Systems for speech training have concentrated almost exclusively on presenting analysis of stationary speech parameters (formants, vocal tract shape, pitch, etc.) in visual form, or giving feedback based on vowel or utterance recognition . Consonants are, however, usually given more attention during therapy. This is primarily due to their greater complexity (increased articulator agility is required to produce consonants) and their importance for intelligibility. We have developed a system based on dynamic selection from a variety of feature generation options, and a detailed selection of regions over time and frequency using an error rate criterion which allows the system to focus on aspects of speech patterns that are most effective for phoneme pair discrimination. Tests with a set of 14 minimal consonant pairs resulted in discrimination error rates of 0.4% for this system vs. 2.7% for a knn classifier and 5.7% for a neural network trained with backpropagation. Prototype application with a version of this algorithm utilizing only the expanded feature set indicates clinically useful performance with head injury and stroke patients.

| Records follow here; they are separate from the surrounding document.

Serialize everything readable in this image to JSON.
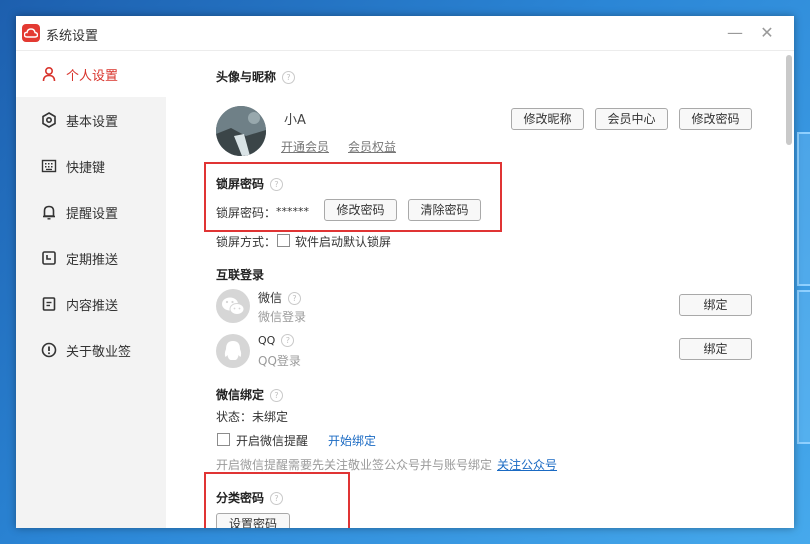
{
  "window": {
    "title": "系统设置",
    "minimize": "—",
    "close": "✕"
  },
  "sidebar": {
    "items": [
      {
        "label": "个人设置",
        "icon": "user-icon",
        "active": true
      },
      {
        "label": "基本设置",
        "icon": "gear-icon"
      },
      {
        "label": "快捷键",
        "icon": "keyboard-icon"
      },
      {
        "label": "提醒设置",
        "icon": "bell-icon"
      },
      {
        "label": "定期推送",
        "icon": "calendar-clock-icon"
      },
      {
        "label": "内容推送",
        "icon": "document-icon"
      },
      {
        "label": "关于敬业签",
        "icon": "info-icon"
      }
    ]
  },
  "profile": {
    "title": "头像与昵称",
    "nickname": "小A",
    "open_member": "开通会员",
    "member_rights": "会员权益",
    "buttons": {
      "edit_nickname": "修改昵称",
      "member_center": "会员中心",
      "change_password": "修改密码"
    }
  },
  "lock": {
    "title": "锁屏密码",
    "password_label": "锁屏密码：",
    "password_value": "******",
    "change_btn": "修改密码",
    "clear_btn": "清除密码",
    "mode_label": "锁屏方式：",
    "mode_option": "软件启动默认锁屏"
  },
  "connect": {
    "title": "互联登录",
    "wechat": {
      "name": "微信",
      "sub": "微信登录",
      "btn": "绑定"
    },
    "qq": {
      "name": "QQ",
      "sub": "QQ登录",
      "btn": "绑定"
    }
  },
  "wechat_bind": {
    "title": "微信绑定",
    "status": "状态：未绑定",
    "reminder": "开启微信提醒",
    "start": "开始绑定",
    "note": "开启微信提醒需要先关注敬业签公众号并与账号绑定",
    "follow": "关注公众号"
  },
  "category": {
    "title": "分类密码",
    "set_btn": "设置密码"
  },
  "colors": {
    "accent": "#d8342c",
    "link": "#1a6ac3",
    "highlight": "#e03434"
  }
}
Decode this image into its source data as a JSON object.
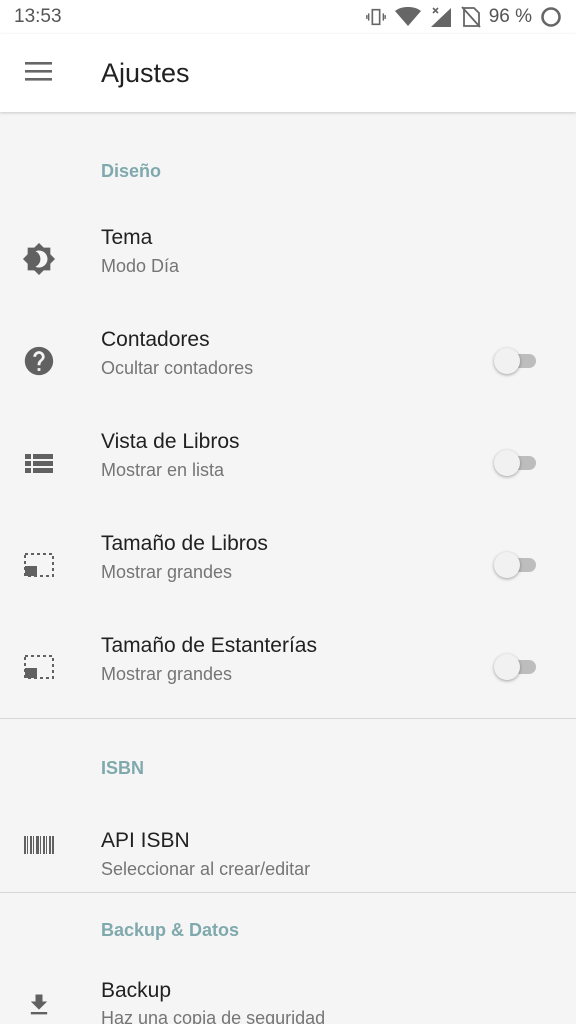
{
  "status_bar": {
    "time": "13:53",
    "battery": "96 %",
    "icons": [
      "vibrate-icon",
      "wifi-icon",
      "signal-icon",
      "no-sim-icon",
      "battery-icon"
    ]
  },
  "app_bar": {
    "title": "Ajustes",
    "menu_icon": "menu-icon"
  },
  "sections": [
    {
      "header": "Diseño",
      "items": [
        {
          "title": "Tema",
          "summary": "Modo Día",
          "icon": "brightness-icon",
          "switch": false
        },
        {
          "title": "Contadores",
          "summary": "Ocultar contadores",
          "icon": "help-icon",
          "switch": true,
          "checked": false
        },
        {
          "title": "Vista de Libros",
          "summary": "Mostrar en lista",
          "icon": "list-icon",
          "switch": true,
          "checked": false
        },
        {
          "title": "Tamaño de Libros",
          "summary": "Mostrar grandes",
          "icon": "picture-in-picture-icon",
          "switch": true,
          "checked": false
        },
        {
          "title": "Tamaño de Estanterías",
          "summary": "Mostrar grandes",
          "icon": "picture-in-picture-icon",
          "switch": true,
          "checked": false
        }
      ]
    },
    {
      "header": "ISBN",
      "items": [
        {
          "title": "API ISBN",
          "summary": "Seleccionar al crear/editar",
          "icon": "barcode-icon",
          "switch": false
        }
      ]
    },
    {
      "header": "Backup & Datos",
      "items": [
        {
          "title": "Backup",
          "summary": "Haz una copia de seguridad",
          "icon": "download-icon",
          "switch": false
        }
      ]
    }
  ],
  "colors": {
    "accent_header": "#7fa9ad",
    "background": "#f5f5f5",
    "icon": "#616161"
  }
}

Bibliographic reference. Glassman, Martin S. / Starkey, Mary Beth (1989): "Minimal consonant pair discrimination for speech therapy using an expanded feature set and pattern element selection in time and frequency", In EUROSPEECH-1989, 2273-2276.